Records from a dataset:

------------------------

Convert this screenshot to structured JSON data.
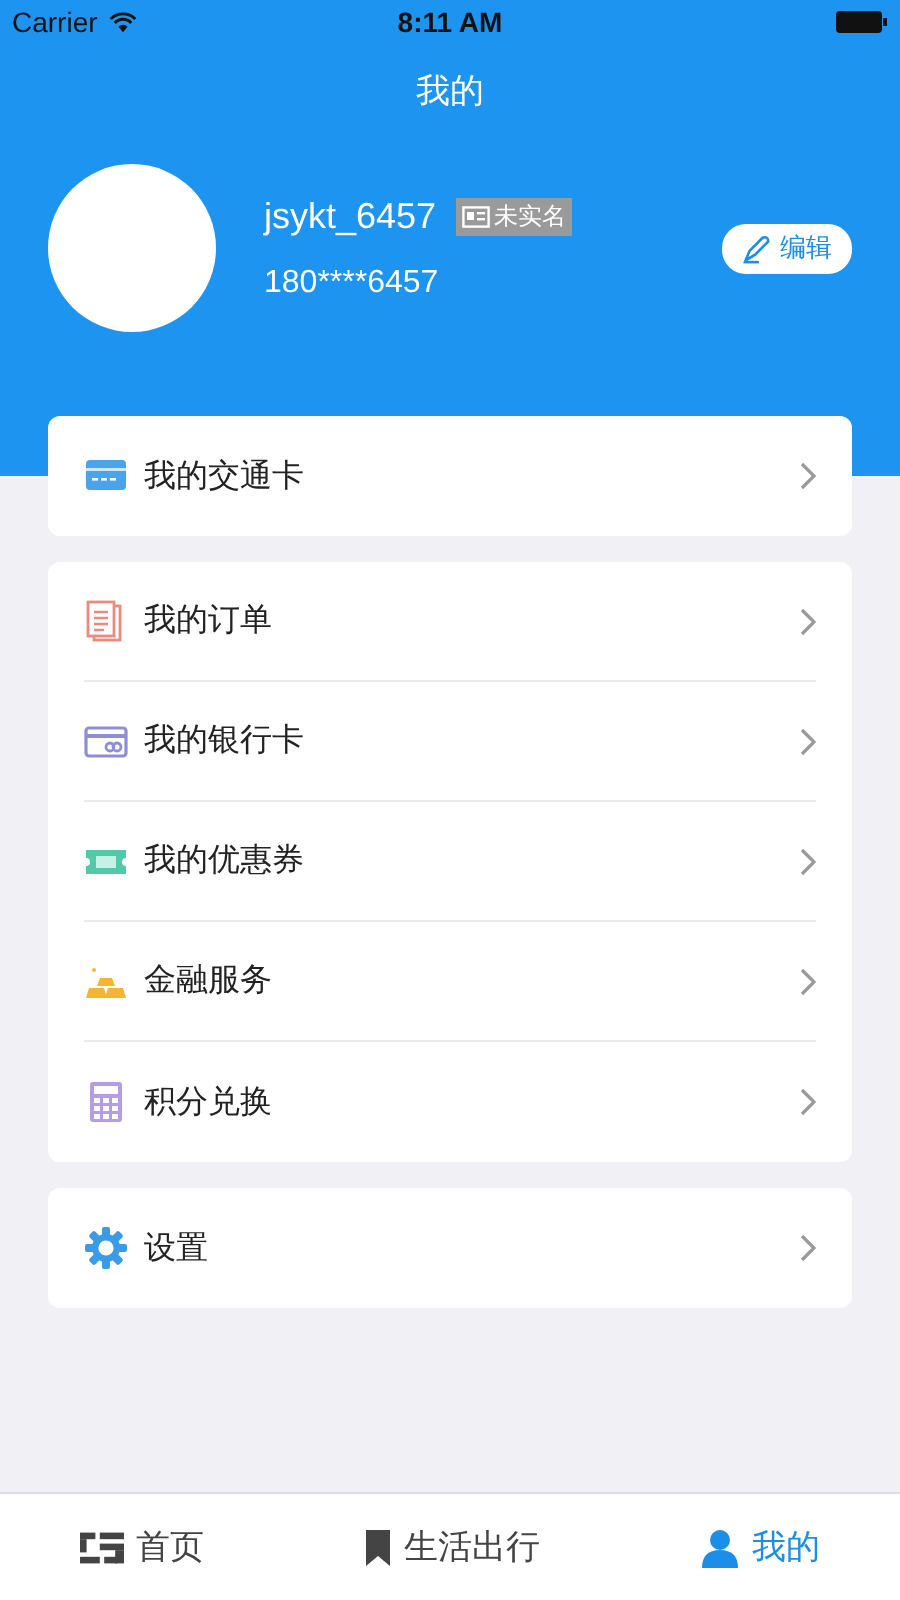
{
  "status_bar": {
    "carrier": "Carrier",
    "time": "8:11 AM"
  },
  "nav": {
    "title": "我的"
  },
  "profile": {
    "username": "jsykt_6457",
    "badge": "未实名",
    "phone": "180****6457",
    "edit": "编辑"
  },
  "groups": [
    {
      "items": [
        {
          "kind": "card",
          "label": "我的交通卡"
        }
      ]
    },
    {
      "items": [
        {
          "kind": "order",
          "label": "我的订单"
        },
        {
          "kind": "bankcard",
          "label": "我的银行卡"
        },
        {
          "kind": "coupon",
          "label": "我的优惠券"
        },
        {
          "kind": "gold",
          "label": "金融服务"
        },
        {
          "kind": "calculator",
          "label": "积分兑换"
        }
      ]
    },
    {
      "items": [
        {
          "kind": "gear",
          "label": "设置"
        }
      ]
    }
  ],
  "tabs": [
    {
      "kind": "home",
      "label": "首页",
      "selected": false
    },
    {
      "kind": "bookmark",
      "label": "生活出行",
      "selected": false
    },
    {
      "kind": "person",
      "label": "我的",
      "selected": true
    }
  ]
}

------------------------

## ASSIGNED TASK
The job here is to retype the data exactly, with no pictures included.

## ANSWER SECTION
Convert this screenshot to structured JSON data.
{
  "status_bar": {
    "carrier": "Carrier",
    "time": "8:11 AM"
  },
  "nav": {
    "title": "我的"
  },
  "profile": {
    "username": "jsykt_6457",
    "badge": "未实名",
    "phone": "180****6457",
    "edit": "编辑"
  },
  "groups": [
    {
      "items": [
        {
          "kind": "card",
          "label": "我的交通卡"
        }
      ]
    },
    {
      "items": [
        {
          "kind": "order",
          "label": "我的订单"
        },
        {
          "kind": "bankcard",
          "label": "我的银行卡"
        },
        {
          "kind": "coupon",
          "label": "我的优惠券"
        },
        {
          "kind": "gold",
          "label": "金融服务"
        },
        {
          "kind": "calculator",
          "label": "积分兑换"
        }
      ]
    },
    {
      "items": [
        {
          "kind": "gear",
          "label": "设置"
        }
      ]
    }
  ],
  "tabs": [
    {
      "kind": "home",
      "label": "首页",
      "selected": false
    },
    {
      "kind": "bookmark",
      "label": "生活出行",
      "selected": false
    },
    {
      "kind": "person",
      "label": "我的",
      "selected": true
    }
  ]
}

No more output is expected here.